THE TASK
In the listing below, find each line that holds the string "handle" and copy it.

RECORDS FOR THIS TASK
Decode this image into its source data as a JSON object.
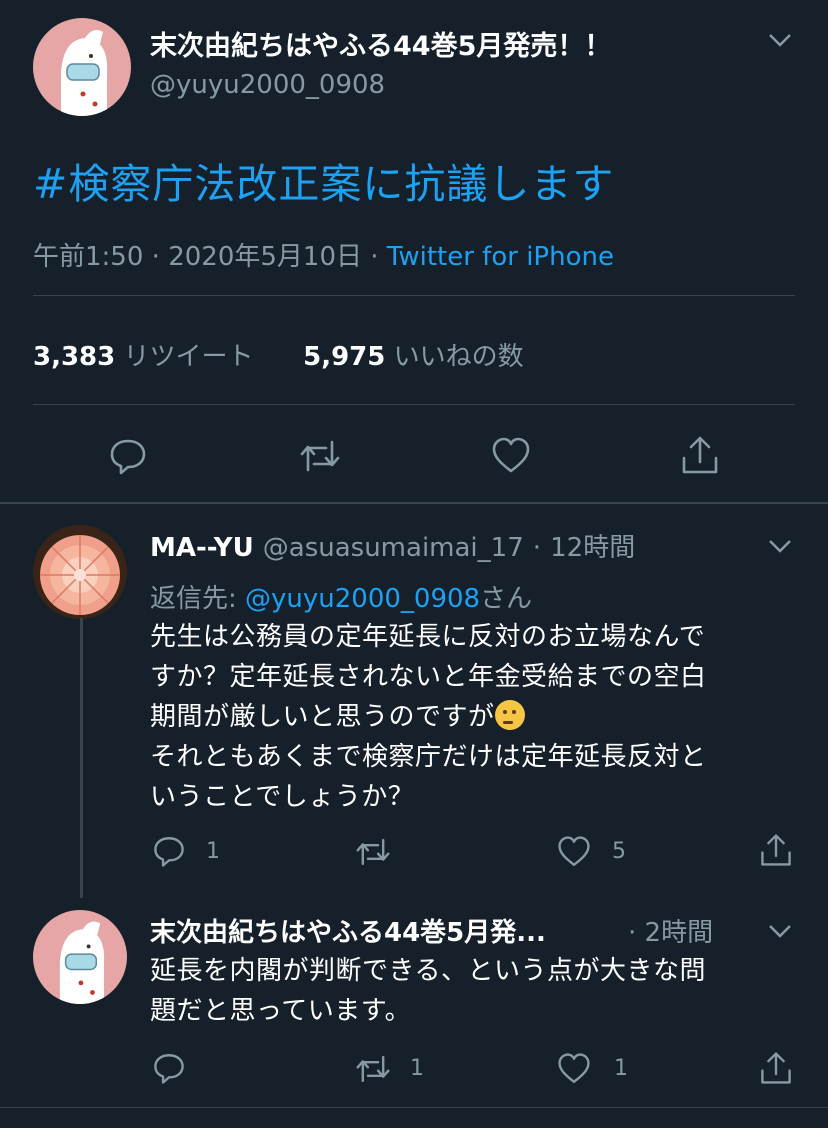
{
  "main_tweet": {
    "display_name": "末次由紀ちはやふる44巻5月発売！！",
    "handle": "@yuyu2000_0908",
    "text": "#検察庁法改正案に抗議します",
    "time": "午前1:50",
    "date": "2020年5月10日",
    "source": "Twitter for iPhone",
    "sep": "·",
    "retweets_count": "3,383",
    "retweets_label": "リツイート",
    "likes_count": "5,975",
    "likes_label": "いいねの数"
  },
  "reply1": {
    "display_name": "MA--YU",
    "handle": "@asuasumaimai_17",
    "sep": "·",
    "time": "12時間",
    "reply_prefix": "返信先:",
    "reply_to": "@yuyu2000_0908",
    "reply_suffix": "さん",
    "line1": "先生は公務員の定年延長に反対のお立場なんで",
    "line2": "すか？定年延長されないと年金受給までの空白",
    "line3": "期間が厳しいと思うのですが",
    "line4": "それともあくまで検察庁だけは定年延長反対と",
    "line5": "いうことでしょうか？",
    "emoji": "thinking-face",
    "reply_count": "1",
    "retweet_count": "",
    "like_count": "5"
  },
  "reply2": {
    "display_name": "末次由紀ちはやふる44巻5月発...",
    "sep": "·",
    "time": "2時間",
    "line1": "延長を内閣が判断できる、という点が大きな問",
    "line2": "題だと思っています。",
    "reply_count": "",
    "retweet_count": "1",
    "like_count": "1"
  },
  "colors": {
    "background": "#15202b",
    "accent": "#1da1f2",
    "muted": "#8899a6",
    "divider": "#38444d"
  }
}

SOLUTION TO THIS PROBLEM
    "handle": "@yuyu2000_0908",
    "handle": "@asuasumaimai_17",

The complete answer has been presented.